  66. 66. Pons O, Petit R (1996) Measuring and testing genetic differentiation with ordered versus unordered alleles. Genetics 144: 1237–1245.
  67. 67. Hardy OJ, Vekemans X (2002) SPAGeDi: a versatile computer program to analyse spatial genetic structure at the individual or population levels. Mol Ecol Notes 2: 618–620. doi: 10.1046/j.1471-8286.2002.00305.x
  68. 68. Excoffier L, Lischer HEL (2010) Arlequin suite ver 3.5: a new series of programs to perform population genetics analyses under Linux and Windows. Mol Ecol Resources 10: 564–567. doi: 10.1111/j.1755-0998.2010.02847.x
  69. 69. Kalinowski ST (2005) Hp-Rare 1.0: a computer program for performing rarefaction on measures of allelic richness. Mol Ecol Notes 5: 187–189. doi: 10.1111/j.1471-8286.2004.00845.x
  70. 70. Petit R, el Mousadik A, Pons O (1998) Identifying populations for conservation on the basis of genetic markers. Conservation Biology 12: 844–855. doi: 10.1111/j.1523-1739.1998.96489.x
  71. 71. Ihaka R, Gentleman R (1996) R: A Language for Data Analysis and Graphics. Journal of Computational and Graphical Statistics 5: 299–314. doi: 10.2307/1390807
  72. 72. Hardy OJ (2003) Estimation of pairwise relatedness between individuals and characterization of isolation-by-distance processes using dominant genetic markers. Mol Ecol 12: 1577–1588. doi: 10.1046/j.1365-294x.2003.01835.x

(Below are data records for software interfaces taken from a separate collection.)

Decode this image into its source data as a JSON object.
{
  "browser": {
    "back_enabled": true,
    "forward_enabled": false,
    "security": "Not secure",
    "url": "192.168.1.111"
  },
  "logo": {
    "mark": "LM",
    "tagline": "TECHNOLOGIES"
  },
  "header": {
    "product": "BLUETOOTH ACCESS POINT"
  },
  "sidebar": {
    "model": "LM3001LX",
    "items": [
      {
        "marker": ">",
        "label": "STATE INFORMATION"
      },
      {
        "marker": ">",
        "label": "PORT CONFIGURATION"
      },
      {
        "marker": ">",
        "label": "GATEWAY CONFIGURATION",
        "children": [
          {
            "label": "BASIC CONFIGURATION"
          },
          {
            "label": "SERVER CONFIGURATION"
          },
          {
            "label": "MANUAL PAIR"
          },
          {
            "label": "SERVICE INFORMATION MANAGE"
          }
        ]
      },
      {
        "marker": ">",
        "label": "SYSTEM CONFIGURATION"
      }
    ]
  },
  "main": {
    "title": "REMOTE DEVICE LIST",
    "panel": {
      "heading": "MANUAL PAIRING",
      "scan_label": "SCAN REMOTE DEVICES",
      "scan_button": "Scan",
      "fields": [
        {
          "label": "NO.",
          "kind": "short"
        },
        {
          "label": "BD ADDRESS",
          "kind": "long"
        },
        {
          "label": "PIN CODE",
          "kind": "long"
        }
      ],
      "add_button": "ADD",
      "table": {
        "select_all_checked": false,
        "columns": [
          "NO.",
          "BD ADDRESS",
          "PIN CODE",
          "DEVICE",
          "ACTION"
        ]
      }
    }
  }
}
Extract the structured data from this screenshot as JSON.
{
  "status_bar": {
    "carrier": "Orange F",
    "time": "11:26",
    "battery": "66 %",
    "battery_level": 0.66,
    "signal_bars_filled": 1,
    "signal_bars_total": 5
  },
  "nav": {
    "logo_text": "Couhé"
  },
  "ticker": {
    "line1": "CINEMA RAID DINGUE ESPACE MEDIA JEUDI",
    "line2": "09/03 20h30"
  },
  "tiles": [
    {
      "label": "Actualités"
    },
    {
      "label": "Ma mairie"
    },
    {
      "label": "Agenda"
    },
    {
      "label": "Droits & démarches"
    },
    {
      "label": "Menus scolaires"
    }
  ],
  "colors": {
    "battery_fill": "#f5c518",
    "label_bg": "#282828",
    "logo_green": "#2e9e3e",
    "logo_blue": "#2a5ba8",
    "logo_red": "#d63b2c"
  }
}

  73. 73. Excoffier L, Foll M (2011) fastsimcoal: a continuous-time soalescent simulator of genomic diversity under arbitrarily complex evolutionary scenarios. Bioinformatics 27: 1332–1334. doi: 10.1093/bioinformatics/btr124
  74. 74. Manni F, Guerard E, Heyer E (2004) Geographic patterns of (genetic, morphologic, linguistic) variation: How barriers can be detected by using Monmonier’s algorithm. Human Biology 76: 173–190. doi: 10.1353/hub.2004.0034
  75. 75. Jaramillo-Correa J, Grivet D, Terrab A, Kurt Y, De-Lucas A, et al. (2010) The Strait of Gibraltar as a major biogeographic barrier in Mediterranean conifers: a comparative phylogeographic survey. Mol Ecol 19: 5452–5468. doi: 10.1111/j.1365-294x.2010.04912.x
  76. 76. Fazekas AJ, Kesanakurti PR, Burgess KS, Percy DM, Graham SW, et al. (2009) Are plant species inherently harder to discriminate than animal species using DNA barcoding markers? Mol Ecol Resources 9: 130–139. doi: 10.1111/j.1755-0998.2009.02652.x
  77. 77. Petit RJ, Hampe A (2006) Some evolutionary consequences of being a tree. Ann Rev Ecol Evol Syst 37: 187–214. doi: 10.1146/annurev.ecolsys.37.091305.110215
  78. 78. Qiu Y-X, Fu C-X, Comes HP (2011) Plant molecular phylogeography in China and adjacent regions: Tracing the genetic imprints of Quaternary climate and environmental change in the world’s most diverse temperate flora. Mol Phylogenet Evol 59: 225–244. doi: 10.1016/j.ympev.2011.01.012
  79. 79. Vekemans X, Hardy O (2004) New insights from fine-scale spatial genetic structure analyses in plant populations. Mol Ecol: 921–935.
  80. 80. Aguinagalde I, Hampe A, Mohanty A, Jordano P (2005) Effects of life-history traits and species distribution on genetic structure at maternally inherited markers in European trees and shrubs. J Biogeogr: 329–339.
  81. 81. Duminil J, Fineschi S, Hampe A, Jordano P, Salvini D, et al. (2007) Can population genetic structure be predicted from life-history traits? Am Nat 169: 662–672. doi: 10.1086/513490
  82. 82. Fine PVA, Zapata F, Daly DC, Mesones I, Misiewicz TM, et al. (2013) The importance of environmental heterogeneity and spatial distance in generating phylogeographic structure in edaphic specialist and generalist tree species of Protium (Burseraceae) across the Amazon Basin. J Biogeogr 40: 646–661. doi: 10.1111/j.1365-2699.2011.02645.x